The second hurdle is a mental one.
Over the last few years Roma have shown an alarming propensity for psychological breakdowns. Last season may have been their best ever, but they certainly didn't show up for their biggest game.
Arriving at the Juventus Stadium in January with first place in striking distance, the Giallorossi started the game with the lion's share of possession but ended it with their tails between their legs. Arturo Vidal ripped them in two on the counter 17 minutes in, and Leonardo Bonucci scored moments after the opening whistle of the second half.
It got worse from there, as De Rossi and Castan were sent off within 60 seconds of each other—the former for a horrible challenge from behind and the latter for handling the ball on the goal line. Former Roma man Mirko Vucinic scored the resulting penalty, and Roma played out the last minutes of the 3-0 thrashing with nine men.
As the season progressed and Juventus pulled further and further ahead, the team seemed to lose interest, even though they were still mathematically in the race. After Juve pulled themselves to within one game of the title in early May, Roma capitulated in the most embarrassing way possible with a 4-1 loss to bottom side Catania. That was followed by two more losses to end the season on a sour note.
Roma has a great-looking side on paper, and Rudi Garcia is a great coach. They are, however, mostly inexperienced at the Champions League level and remain questionable between the ears. The strain of the Continent's highest competition isn't the only thing they'll have to deal with. The domestic season will come with the pressure of being the prime challenger to an apparently vulnerable Juventus.
It's going to be a lot to deal with at one time. Only time will tell if they can.
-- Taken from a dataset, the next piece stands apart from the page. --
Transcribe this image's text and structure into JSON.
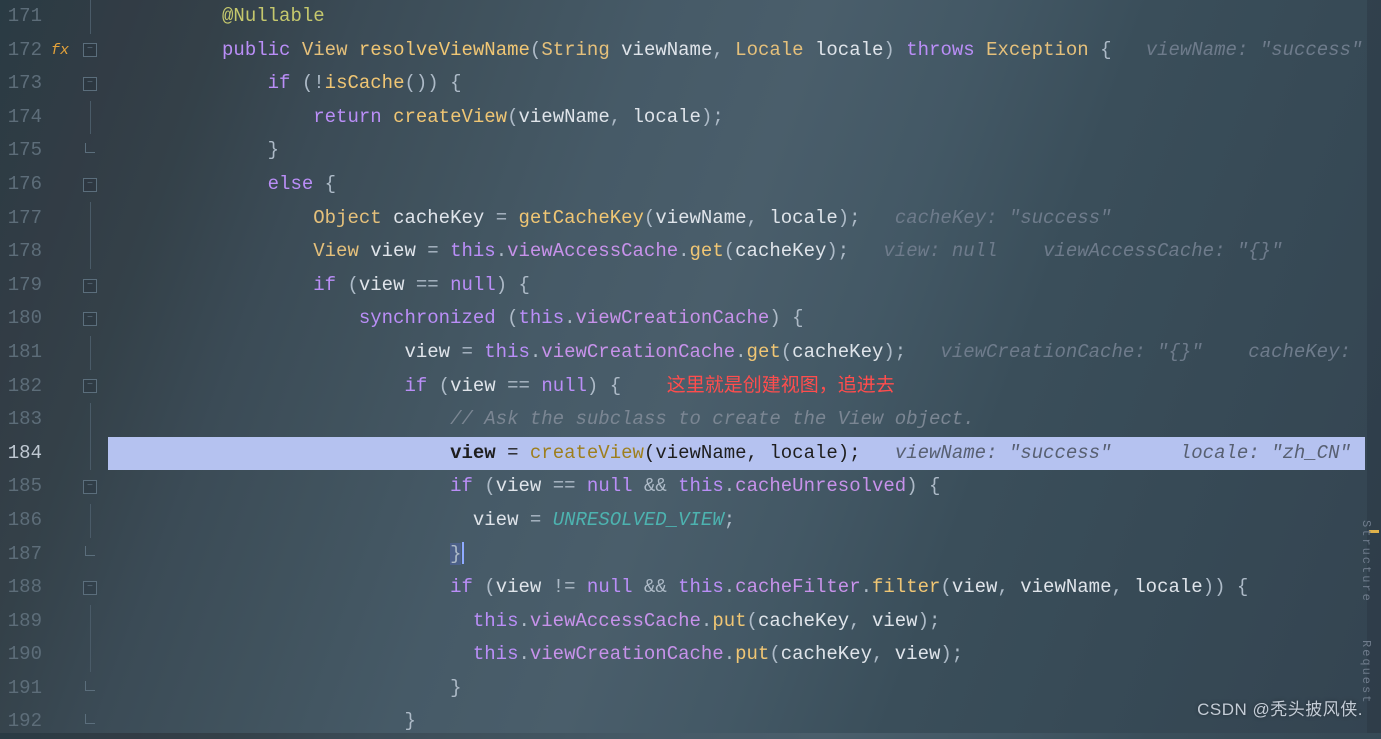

So much of Roma's chances to get through the group stage depend on whether they can avoid a Group of Death draw. If they manage to get an open group, they're as good a bet as any to get through. If not, they'll likely be battling for third. Regardless, they're going to be this year's version of that team that no one wants to face.